### ASSIGNMENT
Leaving out the pictures, reproduce each record exactly and in full.

◇ ◇ ◇ ◇ ◇ ◇ ◇

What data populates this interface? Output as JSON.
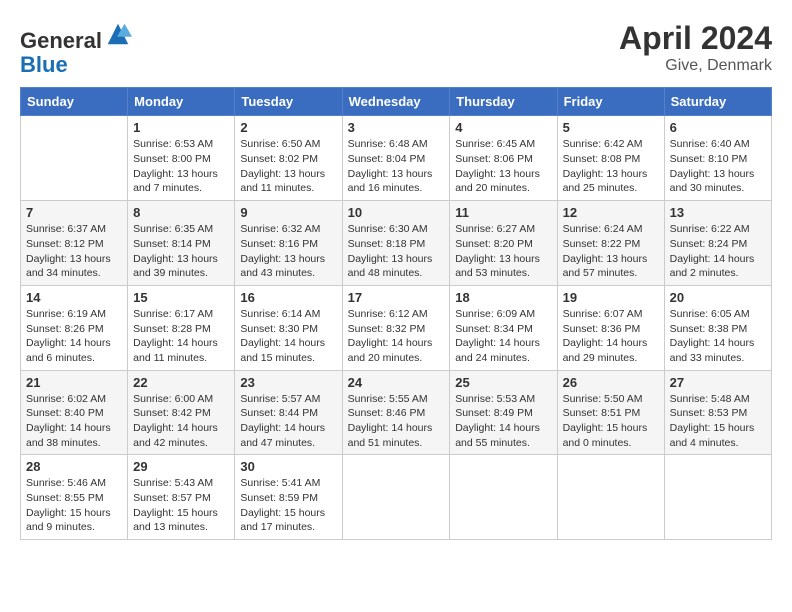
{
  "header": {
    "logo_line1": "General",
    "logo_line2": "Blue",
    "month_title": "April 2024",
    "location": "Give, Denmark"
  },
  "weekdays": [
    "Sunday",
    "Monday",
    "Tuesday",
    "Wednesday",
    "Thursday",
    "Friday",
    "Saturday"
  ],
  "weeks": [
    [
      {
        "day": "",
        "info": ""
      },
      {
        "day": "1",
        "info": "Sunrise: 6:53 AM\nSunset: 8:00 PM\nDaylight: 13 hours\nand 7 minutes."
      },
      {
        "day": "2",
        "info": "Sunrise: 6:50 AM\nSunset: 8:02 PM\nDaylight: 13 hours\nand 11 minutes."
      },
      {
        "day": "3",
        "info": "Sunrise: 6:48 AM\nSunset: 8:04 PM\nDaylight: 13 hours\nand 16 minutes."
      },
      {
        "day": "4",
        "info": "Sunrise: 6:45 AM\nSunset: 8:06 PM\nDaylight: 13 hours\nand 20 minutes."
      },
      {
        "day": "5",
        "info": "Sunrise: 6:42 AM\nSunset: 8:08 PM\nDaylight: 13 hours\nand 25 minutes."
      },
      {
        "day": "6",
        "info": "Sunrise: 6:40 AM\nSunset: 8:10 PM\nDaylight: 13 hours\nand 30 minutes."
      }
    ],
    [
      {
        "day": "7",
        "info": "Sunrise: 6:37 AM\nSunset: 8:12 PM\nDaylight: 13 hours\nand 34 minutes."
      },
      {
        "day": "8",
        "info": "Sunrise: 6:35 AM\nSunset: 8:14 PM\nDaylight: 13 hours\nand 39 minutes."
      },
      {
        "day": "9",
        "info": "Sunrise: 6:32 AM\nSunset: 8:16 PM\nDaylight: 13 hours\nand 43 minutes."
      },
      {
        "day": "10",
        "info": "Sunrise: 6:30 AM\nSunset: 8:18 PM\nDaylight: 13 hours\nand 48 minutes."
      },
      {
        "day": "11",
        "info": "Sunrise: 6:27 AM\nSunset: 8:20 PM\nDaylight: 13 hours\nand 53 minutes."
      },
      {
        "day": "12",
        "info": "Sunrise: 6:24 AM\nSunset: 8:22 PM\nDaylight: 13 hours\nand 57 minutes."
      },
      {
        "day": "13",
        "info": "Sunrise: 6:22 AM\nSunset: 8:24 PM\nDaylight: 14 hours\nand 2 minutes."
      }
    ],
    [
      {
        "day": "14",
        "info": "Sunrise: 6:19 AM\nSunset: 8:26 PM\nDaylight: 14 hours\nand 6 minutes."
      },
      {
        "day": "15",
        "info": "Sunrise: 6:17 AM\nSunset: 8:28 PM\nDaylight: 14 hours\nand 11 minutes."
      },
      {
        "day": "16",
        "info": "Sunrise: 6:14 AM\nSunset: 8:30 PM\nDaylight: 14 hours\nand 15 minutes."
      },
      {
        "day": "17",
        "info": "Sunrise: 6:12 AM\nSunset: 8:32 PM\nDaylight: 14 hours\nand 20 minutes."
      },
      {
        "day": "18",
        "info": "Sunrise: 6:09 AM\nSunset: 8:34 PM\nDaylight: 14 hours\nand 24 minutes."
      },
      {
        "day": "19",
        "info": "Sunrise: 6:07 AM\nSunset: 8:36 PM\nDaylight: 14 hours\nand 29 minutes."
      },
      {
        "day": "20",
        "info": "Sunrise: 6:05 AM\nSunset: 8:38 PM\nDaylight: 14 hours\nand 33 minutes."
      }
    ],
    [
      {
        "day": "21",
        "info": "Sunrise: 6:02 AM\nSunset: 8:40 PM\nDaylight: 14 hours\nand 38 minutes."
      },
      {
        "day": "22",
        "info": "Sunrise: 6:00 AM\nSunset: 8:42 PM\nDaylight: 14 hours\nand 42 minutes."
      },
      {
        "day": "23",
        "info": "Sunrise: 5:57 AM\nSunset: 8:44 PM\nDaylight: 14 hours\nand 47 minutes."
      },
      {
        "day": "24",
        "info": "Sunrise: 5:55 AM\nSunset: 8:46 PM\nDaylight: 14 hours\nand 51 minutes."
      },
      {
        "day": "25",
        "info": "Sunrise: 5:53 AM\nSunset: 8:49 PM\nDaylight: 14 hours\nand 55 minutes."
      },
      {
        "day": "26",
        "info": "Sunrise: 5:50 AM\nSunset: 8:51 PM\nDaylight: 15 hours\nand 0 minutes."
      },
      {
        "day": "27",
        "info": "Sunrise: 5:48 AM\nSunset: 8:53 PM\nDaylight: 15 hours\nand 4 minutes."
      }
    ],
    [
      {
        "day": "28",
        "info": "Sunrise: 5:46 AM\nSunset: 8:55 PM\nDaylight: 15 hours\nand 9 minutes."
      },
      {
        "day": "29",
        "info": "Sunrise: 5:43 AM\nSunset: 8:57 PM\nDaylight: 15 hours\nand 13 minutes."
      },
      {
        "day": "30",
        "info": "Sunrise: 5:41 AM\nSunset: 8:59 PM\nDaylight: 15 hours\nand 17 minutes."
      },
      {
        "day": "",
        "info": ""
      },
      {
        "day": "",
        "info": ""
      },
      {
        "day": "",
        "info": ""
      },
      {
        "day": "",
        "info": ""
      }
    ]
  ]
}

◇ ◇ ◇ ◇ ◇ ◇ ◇

### RESULT FOR THIS TASK
What data populates this interface? Output as JSON.
{
  "header": {
    "logo_line1": "General",
    "logo_line2": "Blue",
    "month_title": "April 2024",
    "location": "Give, Denmark"
  },
  "weekdays": [
    "Sunday",
    "Monday",
    "Tuesday",
    "Wednesday",
    "Thursday",
    "Friday",
    "Saturday"
  ],
  "weeks": [
    [
      {
        "day": "",
        "info": ""
      },
      {
        "day": "1",
        "info": "Sunrise: 6:53 AM\nSunset: 8:00 PM\nDaylight: 13 hours\nand 7 minutes."
      },
      {
        "day": "2",
        "info": "Sunrise: 6:50 AM\nSunset: 8:02 PM\nDaylight: 13 hours\nand 11 minutes."
      },
      {
        "day": "3",
        "info": "Sunrise: 6:48 AM\nSunset: 8:04 PM\nDaylight: 13 hours\nand 16 minutes."
      },
      {
        "day": "4",
        "info": "Sunrise: 6:45 AM\nSunset: 8:06 PM\nDaylight: 13 hours\nand 20 minutes."
      },
      {
        "day": "5",
        "info": "Sunrise: 6:42 AM\nSunset: 8:08 PM\nDaylight: 13 hours\nand 25 minutes."
      },
      {
        "day": "6",
        "info": "Sunrise: 6:40 AM\nSunset: 8:10 PM\nDaylight: 13 hours\nand 30 minutes."
      }
    ],
    [
      {
        "day": "7",
        "info": "Sunrise: 6:37 AM\nSunset: 8:12 PM\nDaylight: 13 hours\nand 34 minutes."
      },
      {
        "day": "8",
        "info": "Sunrise: 6:35 AM\nSunset: 8:14 PM\nDaylight: 13 hours\nand 39 minutes."
      },
      {
        "day": "9",
        "info": "Sunrise: 6:32 AM\nSunset: 8:16 PM\nDaylight: 13 hours\nand 43 minutes."
      },
      {
        "day": "10",
        "info": "Sunrise: 6:30 AM\nSunset: 8:18 PM\nDaylight: 13 hours\nand 48 minutes."
      },
      {
        "day": "11",
        "info": "Sunrise: 6:27 AM\nSunset: 8:20 PM\nDaylight: 13 hours\nand 53 minutes."
      },
      {
        "day": "12",
        "info": "Sunrise: 6:24 AM\nSunset: 8:22 PM\nDaylight: 13 hours\nand 57 minutes."
      },
      {
        "day": "13",
        "info": "Sunrise: 6:22 AM\nSunset: 8:24 PM\nDaylight: 14 hours\nand 2 minutes."
      }
    ],
    [
      {
        "day": "14",
        "info": "Sunrise: 6:19 AM\nSunset: 8:26 PM\nDaylight: 14 hours\nand 6 minutes."
      },
      {
        "day": "15",
        "info": "Sunrise: 6:17 AM\nSunset: 8:28 PM\nDaylight: 14 hours\nand 11 minutes."
      },
      {
        "day": "16",
        "info": "Sunrise: 6:14 AM\nSunset: 8:30 PM\nDaylight: 14 hours\nand 15 minutes."
      },
      {
        "day": "17",
        "info": "Sunrise: 6:12 AM\nSunset: 8:32 PM\nDaylight: 14 hours\nand 20 minutes."
      },
      {
        "day": "18",
        "info": "Sunrise: 6:09 AM\nSunset: 8:34 PM\nDaylight: 14 hours\nand 24 minutes."
      },
      {
        "day": "19",
        "info": "Sunrise: 6:07 AM\nSunset: 8:36 PM\nDaylight: 14 hours\nand 29 minutes."
      },
      {
        "day": "20",
        "info": "Sunrise: 6:05 AM\nSunset: 8:38 PM\nDaylight: 14 hours\nand 33 minutes."
      }
    ],
    [
      {
        "day": "21",
        "info": "Sunrise: 6:02 AM\nSunset: 8:40 PM\nDaylight: 14 hours\nand 38 minutes."
      },
      {
        "day": "22",
        "info": "Sunrise: 6:00 AM\nSunset: 8:42 PM\nDaylight: 14 hours\nand 42 minutes."
      },
      {
        "day": "23",
        "info": "Sunrise: 5:57 AM\nSunset: 8:44 PM\nDaylight: 14 hours\nand 47 minutes."
      },
      {
        "day": "24",
        "info": "Sunrise: 5:55 AM\nSunset: 8:46 PM\nDaylight: 14 hours\nand 51 minutes."
      },
      {
        "day": "25",
        "info": "Sunrise: 5:53 AM\nSunset: 8:49 PM\nDaylight: 14 hours\nand 55 minutes."
      },
      {
        "day": "26",
        "info": "Sunrise: 5:50 AM\nSunset: 8:51 PM\nDaylight: 15 hours\nand 0 minutes."
      },
      {
        "day": "27",
        "info": "Sunrise: 5:48 AM\nSunset: 8:53 PM\nDaylight: 15 hours\nand 4 minutes."
      }
    ],
    [
      {
        "day": "28",
        "info": "Sunrise: 5:46 AM\nSunset: 8:55 PM\nDaylight: 15 hours\nand 9 minutes."
      },
      {
        "day": "29",
        "info": "Sunrise: 5:43 AM\nSunset: 8:57 PM\nDaylight: 15 hours\nand 13 minutes."
      },
      {
        "day": "30",
        "info": "Sunrise: 5:41 AM\nSunset: 8:59 PM\nDaylight: 15 hours\nand 17 minutes."
      },
      {
        "day": "",
        "info": ""
      },
      {
        "day": "",
        "info": ""
      },
      {
        "day": "",
        "info": ""
      },
      {
        "day": "",
        "info": ""
      }
    ]
  ]
}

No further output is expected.